Together, with their colleague Mary Dumas, an independent dispute resolution practitioner, Drs. Franke and Woltertstorff lead the class/workshop and conducted the exercises to "lab test" some of the key concepts and tools before they are released to the field in the training of US military officers, humanitarian workers operating in post-conflict reconstruction and reintegration efforts. The idea underlying the exercise, and subsequently the training of conflict management practitioners, is that enabling critical actors in a conflict to share their perceptions and values in a safe, open and supportive environment, enhances their understanding for the perceptions of others, empowers them to recognize value congruence and work toward broadly shared community based conflict transformation processes and structures.
Participants in this workshop honed their empathetic listening skills and learned how to better understand diverse perspectives in complex and conflict settings, how to assess levels of national capacity to respond to existential threats, how to create a shared information platform, develop an actors map, design a comprehensive needs assessment, apply group response-to-threat methodology and transform the political sphere to open platforms. This unique opportunity to unite members of the SCMPD family allowed students and alumni alike to be part of a meaningful deployment preparation training and reconstruction application designed to be used in actual conflict management strategy.
The feedback received from current students and alumni about opening new learning opportunities to the KSU conflict management family was very positive.
As one recent MSCM alumnae commented:
"Not only did I get to learn about a fascinating new tool for peace building (seriously amazing!), but I got to do it alongside people at all different levels of their professional and academic careers, whose perspectives gave added depth to the material. It was also fascinating to see Volker, Eric, and Mary working in tandem, building off each other's very different experiences, and adapting methodologies on the fly to explore new possibilities."

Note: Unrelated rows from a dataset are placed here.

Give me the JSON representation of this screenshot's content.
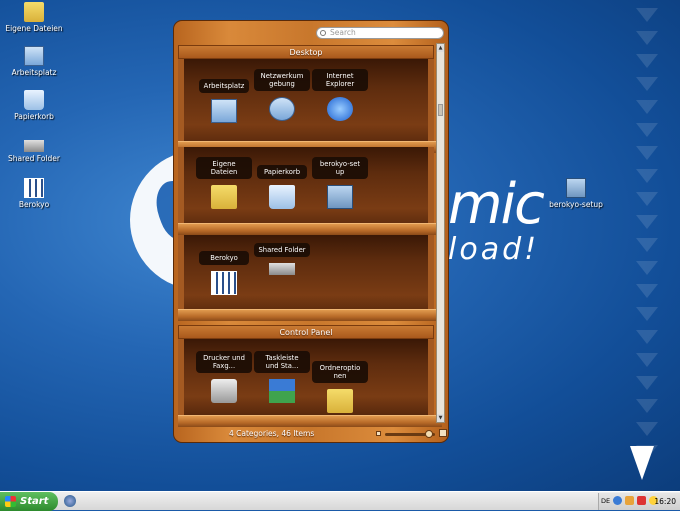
{
  "desktop": {
    "icons": [
      {
        "label": "Eigene Dateien",
        "icon": "folder-icon"
      },
      {
        "label": "Arbeitsplatz",
        "icon": "computer-icon"
      },
      {
        "label": "Papierkorb",
        "icon": "recycle-bin-icon"
      },
      {
        "label": "Shared Folder",
        "icon": "network-drive-icon"
      },
      {
        "label": "Berokyo",
        "icon": "berokyo-icon"
      },
      {
        "label": "berokyo-setup",
        "icon": "setup-icon"
      }
    ],
    "wallpaper_text": {
      "line1": "mic",
      "line2": "load!"
    }
  },
  "berokyo": {
    "search_placeholder": "Search",
    "categories": [
      {
        "title": "Desktop",
        "rows": [
          [
            {
              "label": "Arbeitsplatz",
              "icon": "computer-icon"
            },
            {
              "label": "Netzwerkum gebung",
              "icon": "network-icon"
            },
            {
              "label": "Internet Explorer",
              "icon": "internet-explorer-icon"
            }
          ],
          [
            {
              "label": "Eigene Dateien",
              "icon": "folder-icon"
            },
            {
              "label": "Papierkorb",
              "icon": "recycle-bin-icon"
            },
            {
              "label": "berokyo-set up",
              "icon": "setup-icon"
            }
          ],
          [
            {
              "label": "Berokyo",
              "icon": "berokyo-icon"
            },
            {
              "label": "Shared Folder",
              "icon": "network-drive-icon"
            }
          ]
        ]
      },
      {
        "title": "Control Panel",
        "rows": [
          [
            {
              "label": "Drucker und Faxg...",
              "icon": "printer-icon"
            },
            {
              "label": "Taskleiste und Sta...",
              "icon": "taskbar-icon"
            },
            {
              "label": "Ordneroptio nen",
              "icon": "folder-options-icon"
            }
          ]
        ]
      }
    ],
    "status": "4 Categories, 46 Items",
    "zoom_level": 0.9
  },
  "taskbar": {
    "start_label": "Start",
    "language": "DE",
    "clock": "16:20"
  },
  "colors": {
    "wood_light": "#dc8c3c",
    "wood_dark": "#5e2c0e",
    "desktop_blue": "#2466b4",
    "start_green": "#2d8a2d"
  }
}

SCMPD would like to provide more opportunities like these to friends and alumni in the future. Stay tuned.